*** Opening Records for this task ***

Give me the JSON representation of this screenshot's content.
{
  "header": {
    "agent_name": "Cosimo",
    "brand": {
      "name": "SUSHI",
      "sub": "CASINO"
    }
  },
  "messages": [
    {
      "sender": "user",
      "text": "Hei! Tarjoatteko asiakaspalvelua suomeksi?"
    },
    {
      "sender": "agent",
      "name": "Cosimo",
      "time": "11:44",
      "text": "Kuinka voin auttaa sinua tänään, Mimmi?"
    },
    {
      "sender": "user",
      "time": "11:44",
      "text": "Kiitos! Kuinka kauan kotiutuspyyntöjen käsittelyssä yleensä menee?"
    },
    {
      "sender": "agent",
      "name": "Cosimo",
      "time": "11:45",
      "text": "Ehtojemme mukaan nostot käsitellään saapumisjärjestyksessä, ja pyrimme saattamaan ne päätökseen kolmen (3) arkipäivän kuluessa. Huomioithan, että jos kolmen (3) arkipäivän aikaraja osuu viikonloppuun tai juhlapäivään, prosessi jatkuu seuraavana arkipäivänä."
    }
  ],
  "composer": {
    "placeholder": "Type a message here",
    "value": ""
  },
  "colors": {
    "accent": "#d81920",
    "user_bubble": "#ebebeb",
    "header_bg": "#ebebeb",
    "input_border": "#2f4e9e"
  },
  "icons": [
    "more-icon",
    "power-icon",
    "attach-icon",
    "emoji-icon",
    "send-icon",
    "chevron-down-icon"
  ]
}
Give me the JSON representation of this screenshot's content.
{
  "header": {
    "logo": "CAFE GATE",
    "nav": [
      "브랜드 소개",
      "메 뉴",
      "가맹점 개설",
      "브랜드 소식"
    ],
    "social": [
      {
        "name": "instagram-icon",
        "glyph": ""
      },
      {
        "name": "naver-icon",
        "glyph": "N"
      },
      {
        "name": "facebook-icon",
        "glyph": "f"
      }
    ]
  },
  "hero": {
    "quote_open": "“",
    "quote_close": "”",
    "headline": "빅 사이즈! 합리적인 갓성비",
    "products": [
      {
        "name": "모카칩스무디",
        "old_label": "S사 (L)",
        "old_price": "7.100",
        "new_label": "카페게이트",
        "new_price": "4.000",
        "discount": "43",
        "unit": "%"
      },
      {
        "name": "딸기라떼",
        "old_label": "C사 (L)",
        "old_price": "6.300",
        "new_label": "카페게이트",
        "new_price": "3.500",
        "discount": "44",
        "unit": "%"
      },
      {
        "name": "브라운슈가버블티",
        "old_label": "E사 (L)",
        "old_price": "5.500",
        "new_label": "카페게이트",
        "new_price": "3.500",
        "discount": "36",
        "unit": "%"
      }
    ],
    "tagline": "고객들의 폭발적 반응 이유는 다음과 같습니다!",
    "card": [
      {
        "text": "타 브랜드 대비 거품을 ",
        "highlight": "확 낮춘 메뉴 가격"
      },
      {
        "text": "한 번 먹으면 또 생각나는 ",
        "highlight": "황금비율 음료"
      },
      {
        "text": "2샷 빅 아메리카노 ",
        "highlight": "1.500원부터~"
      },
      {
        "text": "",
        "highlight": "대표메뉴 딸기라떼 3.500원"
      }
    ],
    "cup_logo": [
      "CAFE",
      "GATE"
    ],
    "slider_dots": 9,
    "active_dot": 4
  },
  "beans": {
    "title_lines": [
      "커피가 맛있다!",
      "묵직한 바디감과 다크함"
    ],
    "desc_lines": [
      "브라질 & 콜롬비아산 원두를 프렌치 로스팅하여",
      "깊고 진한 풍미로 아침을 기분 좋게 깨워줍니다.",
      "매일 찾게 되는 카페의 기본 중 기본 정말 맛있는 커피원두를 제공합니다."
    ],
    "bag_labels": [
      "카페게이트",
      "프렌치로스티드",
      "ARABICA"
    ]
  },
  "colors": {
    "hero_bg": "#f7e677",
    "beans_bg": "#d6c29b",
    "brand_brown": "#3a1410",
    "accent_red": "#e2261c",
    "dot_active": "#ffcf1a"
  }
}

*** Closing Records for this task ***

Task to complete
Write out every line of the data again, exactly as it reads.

Task solution
Give me the JSON representation of this screenshot's content.
{
  "header": {
    "agent_name": "Cosimo",
    "brand": {
      "name": "SUSHI",
      "sub": "CASINO"
    }
  },
  "messages": [
    {
      "sender": "user",
      "text": "Hei! Tarjoatteko asiakaspalvelua suomeksi?"
    },
    {
      "sender": "agent",
      "name": "Cosimo",
      "time": "11:44",
      "text": "Kuinka voin auttaa sinua tänään, Mimmi?"
    },
    {
      "sender": "user",
      "time": "11:44",
      "text": "Kiitos! Kuinka kauan kotiutuspyyntöjen käsittelyssä yleensä menee?"
    },
    {
      "sender": "agent",
      "name": "Cosimo",
      "time": "11:45",
      "text": "Ehtojemme mukaan nostot käsitellään saapumisjärjestyksessä, ja pyrimme saattamaan ne päätökseen kolmen (3) arkipäivän kuluessa. Huomioithan, että jos kolmen (3) arkipäivän aikaraja osuu viikonloppuun tai juhlapäivään, prosessi jatkuu seuraavana arkipäivänä."
    }
  ],
  "composer": {
    "placeholder": "Type a message here",
    "value": ""
  },
  "colors": {
    "accent": "#d81920",
    "user_bubble": "#ebebeb",
    "header_bg": "#ebebeb",
    "input_border": "#2f4e9e"
  },
  "icons": [
    "more-icon",
    "power-icon",
    "attach-icon",
    "emoji-icon",
    "send-icon",
    "chevron-down-icon"
  ]
}
Give me the JSON representation of this screenshot's content.
{
  "header": {
    "logo": "CAFE GATE",
    "nav": [
      "브랜드 소개",
      "메 뉴",
      "가맹점 개설",
      "브랜드 소식"
    ],
    "social": [
      {
        "name": "instagram-icon",
        "glyph": ""
      },
      {
        "name": "naver-icon",
        "glyph": "N"
      },
      {
        "name": "facebook-icon",
        "glyph": "f"
      }
    ]
  },
  "hero": {
    "quote_open": "“",
    "quote_close": "”",
    "headline": "빅 사이즈! 합리적인 갓성비",
    "products": [
      {
        "name": "모카칩스무디",
        "old_label": "S사 (L)",
        "old_price": "7.100",
        "new_label": "카페게이트",
        "new_price": "4.000",
        "discount": "43",
        "unit": "%"
      },
      {
        "name": "딸기라떼",
        "old_label": "C사 (L)",
        "old_price": "6.300",
        "new_label": "카페게이트",
        "new_price": "3.500",
        "discount": "44",
        "unit": "%"
      },
      {
        "name": "브라운슈가버블티",
        "old_label": "E사 (L)",
        "old_price": "5.500",
        "new_label": "카페게이트",
        "new_price": "3.500",
        "discount": "36",
        "unit": "%"
      }
    ],
    "tagline": "고객들의 폭발적 반응 이유는 다음과 같습니다!",
    "card": [
      {
        "text": "타 브랜드 대비 거품을 ",
        "highlight": "확 낮춘 메뉴 가격"
      },
      {
        "text": "한 번 먹으면 또 생각나는 ",
        "highlight": "황금비율 음료"
      },
      {
        "text": "2샷 빅 아메리카노 ",
        "highlight": "1.500원부터~"
      },
      {
        "text": "",
        "highlight": "대표메뉴 딸기라떼 3.500원"
      }
    ],
    "cup_logo": [
      "CAFE",
      "GATE"
    ],
    "slider_dots": 9,
    "active_dot": 4
  },
  "beans": {
    "title_lines": [
      "커피가 맛있다!",
      "묵직한 바디감과 다크함"
    ],
    "desc_lines": [
      "브라질 & 콜롬비아산 원두를 프렌치 로스팅하여",
      "깊고 진한 풍미로 아침을 기분 좋게 깨워줍니다.",
      "매일 찾게 되는 카페의 기본 중 기본 정말 맛있는 커피원두를 제공합니다."
    ],
    "bag_labels": [
      "카페게이트",
      "프렌치로스티드",
      "ARABICA"
    ]
  },
  "colors": {
    "hero_bg": "#f7e677",
    "beans_bg": "#d6c29b",
    "brand_brown": "#3a1410",
    "accent_red": "#e2261c",
    "dot_active": "#ffcf1a"
  }
}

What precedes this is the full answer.